»»
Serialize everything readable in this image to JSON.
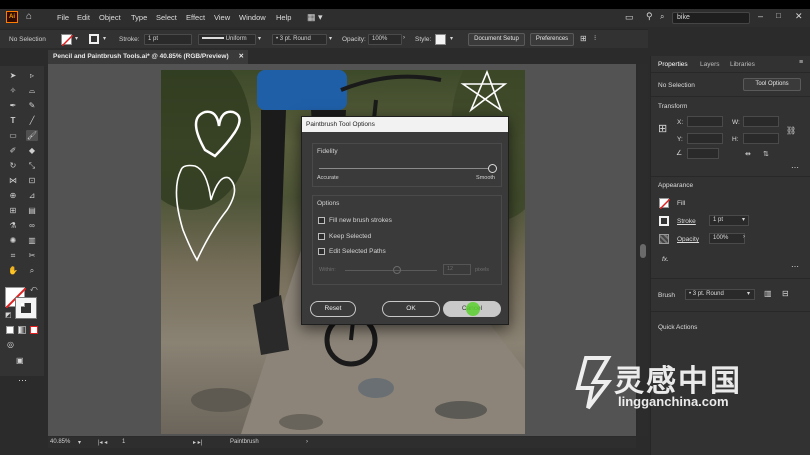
{
  "app": {
    "logo": "Ai"
  },
  "menu": {
    "items": [
      "File",
      "Edit",
      "Object",
      "Type",
      "Select",
      "Effect",
      "View",
      "Window",
      "Help"
    ],
    "search_value": "bike"
  },
  "control": {
    "selection": "No Selection",
    "stroke_label": "Stroke:",
    "stroke_value": "1 pt",
    "profile": "Uniform",
    "brush": "3 pt. Round",
    "opacity_label": "Opacity:",
    "opacity_value": "100%",
    "style_label": "Style:",
    "doc_setup": "Document Setup",
    "preferences": "Preferences"
  },
  "tab": {
    "title": "Pencil and Paintbrush Tools.ai* @ 40.85% (RGB/Preview)"
  },
  "dialog": {
    "title": "Paintbrush Tool Options",
    "fidelity_label": "Fidelity",
    "accurate": "Accurate",
    "smooth": "Smooth",
    "options_label": "Options",
    "opt1": "Fill new brush strokes",
    "opt2": "Keep Selected",
    "opt3": "Edit Selected Paths",
    "within": "Within:",
    "within_value": "12",
    "pixels": "pixels",
    "reset": "Reset",
    "ok": "OK",
    "cancel": "Cancel",
    "fidelity_level": 1.0
  },
  "status": {
    "zoom": "40.85%",
    "artboard": "1",
    "tool": "Paintbrush"
  },
  "panel": {
    "tabs": [
      "Properties",
      "Layers",
      "Libraries"
    ],
    "no_selection": "No Selection",
    "tool_options": "Tool Options",
    "transform": "Transform",
    "x": "X:",
    "y": "Y:",
    "w": "W:",
    "h": "H:",
    "appearance": "Appearance",
    "fill": "Fill",
    "stroke": "Stroke",
    "stroke_value": "1 pt",
    "opacity": "Opacity",
    "opacity_value": "100%",
    "fx": "fx.",
    "brush_label": "Brush",
    "brush_value": "3 pt. Round",
    "quick_actions": "Quick Actions"
  },
  "watermark": {
    "cn": "灵感中国",
    "url": "lingganchina.com"
  },
  "colors": {
    "accent": "#ff9a00",
    "panel": "#323232",
    "pasteboard": "#535353",
    "cursor": "#5cd12f"
  }
}
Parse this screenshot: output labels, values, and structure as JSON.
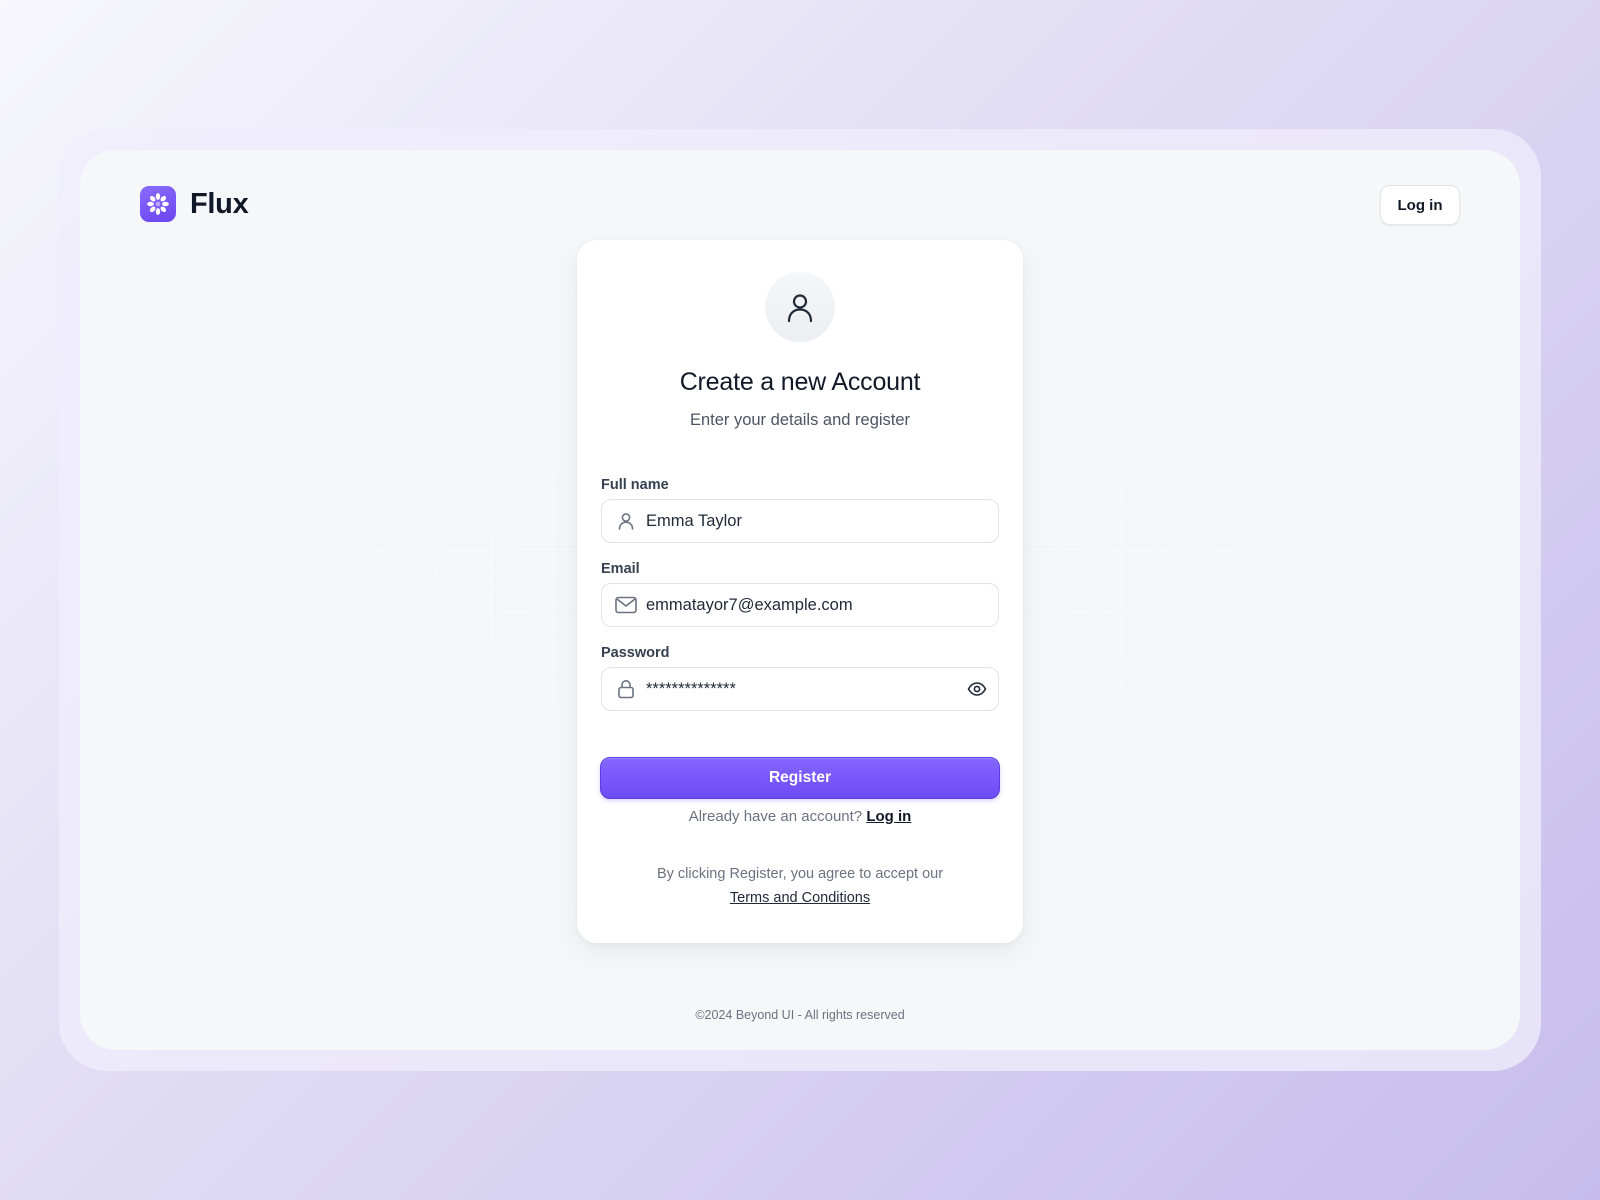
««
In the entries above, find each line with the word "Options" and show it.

    "title": "Paintbrush Tool Options",
    "options_label": "Options",
    "tool_options": "Tool Options",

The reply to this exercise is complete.